* March 12, 1997--Edwards receives $400,000 in cash from DeBartolo. At the time, DeBartolo was seeking a license for a riverboat casino in Bossier City. Edwards says the payment was a legitimate transaction for lobbying.
* March 14, 1997--Regulators grant a casino license to the DeBartolo Entertainment/Hollywood Casino Corp. partnership.
* April 28, 1997--FBI agents raid Edwards' home, law office and safe deposit box, seizing documents on dealings with riverboat casinos and other matters and more than $400,000 in cash.
* June 3, 1997--Edwards appears before a grand jury. Later, DeBartolo appears and afterward withdraws from the Bossier City riverboat casino project.
* November 1997--Target letters--informing recipients they are the target of federal investigators--go out to Edwards, his son, DeBartolo and others.

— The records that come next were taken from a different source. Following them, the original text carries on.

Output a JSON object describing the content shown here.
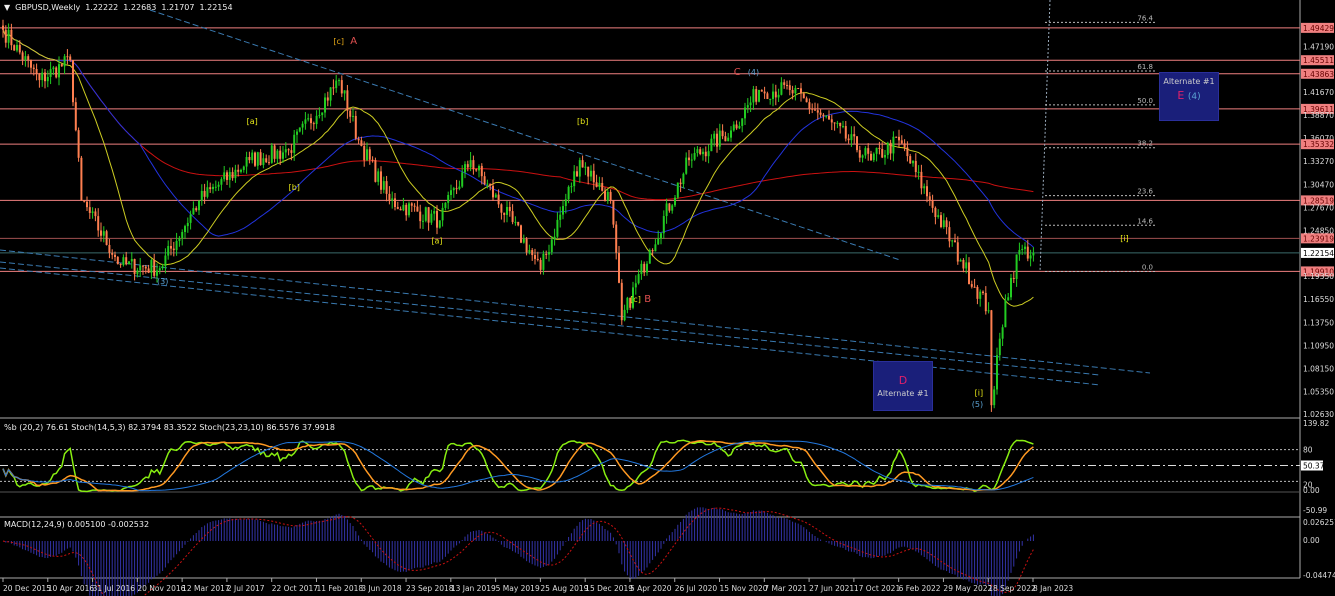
{
  "header": {
    "symbol": "GBPUSD,Weekly",
    "open": "1.22222",
    "high": "1.22683",
    "low": "1.21707",
    "close": "1.22154"
  },
  "indicators": {
    "stoch_label": "%b (20,2) 76.61   Stoch(14,5,3) 82.3794 83.3522   Stoch(23,23,10) 86.5576 37.9918",
    "macd_label": "MACD(12,24,9) 0.005100 -0.002532"
  },
  "colors": {
    "bull": "#22cc22",
    "bear": "#ff7f50",
    "level": "#f08080",
    "current": "#3a6a6a",
    "ma_long": "#cc1111",
    "ma_mid": "#2233dd",
    "ma_short": "#cccc22",
    "stoch_fast": "#88ee11",
    "stoch_slow": "#ff9922",
    "stoch_long": "#2277dd",
    "macd": "#3333aa",
    "signal": "#cc1111"
  },
  "chart_data": {
    "type": "candlestick",
    "title": "GBPUSD,Weekly",
    "x_unit": "weeks since 20 Dec 2015",
    "ylim": [
      1.0263,
      1.51
    ],
    "swing_points": [
      [
        0,
        1.492
      ],
      [
        13,
        1.431
      ],
      [
        24,
        1.455
      ],
      [
        28,
        1.285
      ],
      [
        42,
        1.207
      ],
      [
        56,
        1.203
      ],
      [
        70,
        1.285
      ],
      [
        88,
        1.334
      ],
      [
        102,
        1.346
      ],
      [
        120,
        1.431
      ],
      [
        127,
        1.358
      ],
      [
        138,
        1.285
      ],
      [
        156,
        1.261
      ],
      [
        167,
        1.334
      ],
      [
        188,
        1.225
      ],
      [
        192,
        1.201
      ],
      [
        206,
        1.334
      ],
      [
        217,
        1.285
      ],
      [
        221,
        1.14
      ],
      [
        231,
        1.225
      ],
      [
        245,
        1.334
      ],
      [
        260,
        1.37
      ],
      [
        270,
        1.419
      ],
      [
        281,
        1.419
      ],
      [
        292,
        1.389
      ],
      [
        310,
        1.334
      ],
      [
        320,
        1.358
      ],
      [
        331,
        1.285
      ],
      [
        342,
        1.213
      ],
      [
        352,
        1.152
      ],
      [
        353,
        1.037
      ],
      [
        358,
        1.164
      ],
      [
        363,
        1.225
      ],
      [
        368,
        1.2215
      ]
    ],
    "price_ticks": [
      "1.49429",
      "1.47190",
      "1.45511",
      "1.43863",
      "1.41670",
      "1.39611",
      "1.38870",
      "1.36070",
      "1.35332",
      "1.33270",
      "1.30470",
      "1.28519",
      "1.27670",
      "1.24850",
      "1.23919",
      "1.22154",
      "1.19910",
      "1.19350",
      "1.16550",
      "1.13750",
      "1.10950",
      "1.08150",
      "1.05350",
      "1.02630"
    ],
    "levels": [
      "1.49429",
      "1.45511",
      "1.43863",
      "1.39611",
      "1.35332",
      "1.28519",
      "1.23919",
      "1.19910"
    ],
    "current_price": "1.22154",
    "fib_levels": [
      {
        "label": "76.4",
        "price": 1.501
      },
      {
        "label": "61.8",
        "price": 1.442
      },
      {
        "label": "50.0",
        "price": 1.401
      },
      {
        "label": "38.2",
        "price": 1.349
      },
      {
        "label": "23.6",
        "price": 1.291
      },
      {
        "label": "14.6",
        "price": 1.255
      },
      {
        "label": "0.0",
        "price": 1.199
      }
    ],
    "x_ticks": [
      "20 Dec 2015",
      "10 Apr 2016",
      "31 Jul 2016",
      "20 Nov 2016",
      "12 Mar 2017",
      "2 Jul 2017",
      "22 Oct 2017",
      "11 Feb 2018",
      "3 Jun 2018",
      "23 Sep 2018",
      "13 Jan 2019",
      "5 May 2019",
      "25 Aug 2019",
      "15 Dec 2019",
      "5 Apr 2020",
      "26 Jul 2020",
      "15 Nov 2020",
      "7 Mar 2021",
      "27 Jun 2021",
      "17 Oct 2021",
      "6 Feb 2022",
      "29 May 2022",
      "18 Sep 2022",
      "8 Jan 2023"
    ],
    "wave_labels": [
      {
        "text": "[c]",
        "color": "#e6a817",
        "week": 118,
        "price": 1.475
      },
      {
        "text": "A",
        "color": "#e05050",
        "week": 124,
        "price": 1.475
      },
      {
        "text": "C",
        "color": "#e05050",
        "week": 261,
        "price": 1.437
      },
      {
        "text": "(4)",
        "color": "#5aa0d0",
        "week": 266,
        "price": 1.437
      },
      {
        "text": "[a]",
        "color": "#e6e617",
        "week": 87,
        "price": 1.378
      },
      {
        "text": "[b]",
        "color": "#e6e617",
        "week": 102,
        "price": 1.298
      },
      {
        "text": "[a]",
        "color": "#e6e617",
        "week": 153,
        "price": 1.233
      },
      {
        "text": "[b]",
        "color": "#e6e617",
        "week": 205,
        "price": 1.378
      },
      {
        "text": "[c]",
        "color": "#e6e617",
        "week": 224,
        "price": 1.162
      },
      {
        "text": "B",
        "color": "#e05050",
        "week": 229,
        "price": 1.162
      },
      {
        "text": "(3)",
        "color": "#5aa0d0",
        "week": 55,
        "price": 1.184
      },
      {
        "text": "[i]",
        "color": "#e6e617",
        "week": 399,
        "price": 1.236
      },
      {
        "text": "[i]",
        "color": "#e6e617",
        "week": 347,
        "price": 1.049
      },
      {
        "text": "(5)",
        "color": "#5aa0d0",
        "week": 346,
        "price": 1.035
      }
    ],
    "annotation_boxes": [
      {
        "title": "Alternate #1",
        "wave": "E",
        "degree": "(4)"
      },
      {
        "title": "Alternate #1",
        "wave": "D"
      }
    ],
    "stoch_ticks": [
      "139.82",
      "80",
      "50.37",
      "0.00",
      "20",
      "-50.99"
    ],
    "macd_ticks": [
      "0.026251",
      "0.00",
      "-0.044743"
    ]
  }
}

* Dec. 2, 1997--DeBartolo resigns as 49ers chairman and turns management control over to his sister.
* Feb. 4, 1998--Federal investigators return $400,000 to Edwards rather than reveal their evidence against him. A week later, Edwards returns most of the money to DeBartolo.
* Sept. 24, 1998--DeBartolo testifies before grand jury, apparently cementing a deal with prosecutors in which he will plead guilty to a minor crime and be fined but escape jail time in exchange for his testimony.
* Oct. 6, 1998--DeBartolo pleads guilty to failing to report an alleged extortion scheme involving Edwards. DeBartolo is placed on probation, assessed $1 million in penalties and agrees to cooperate in any future trials of the former governor and his son stemming from an investigation of their roles in the state's riverboat casino industry.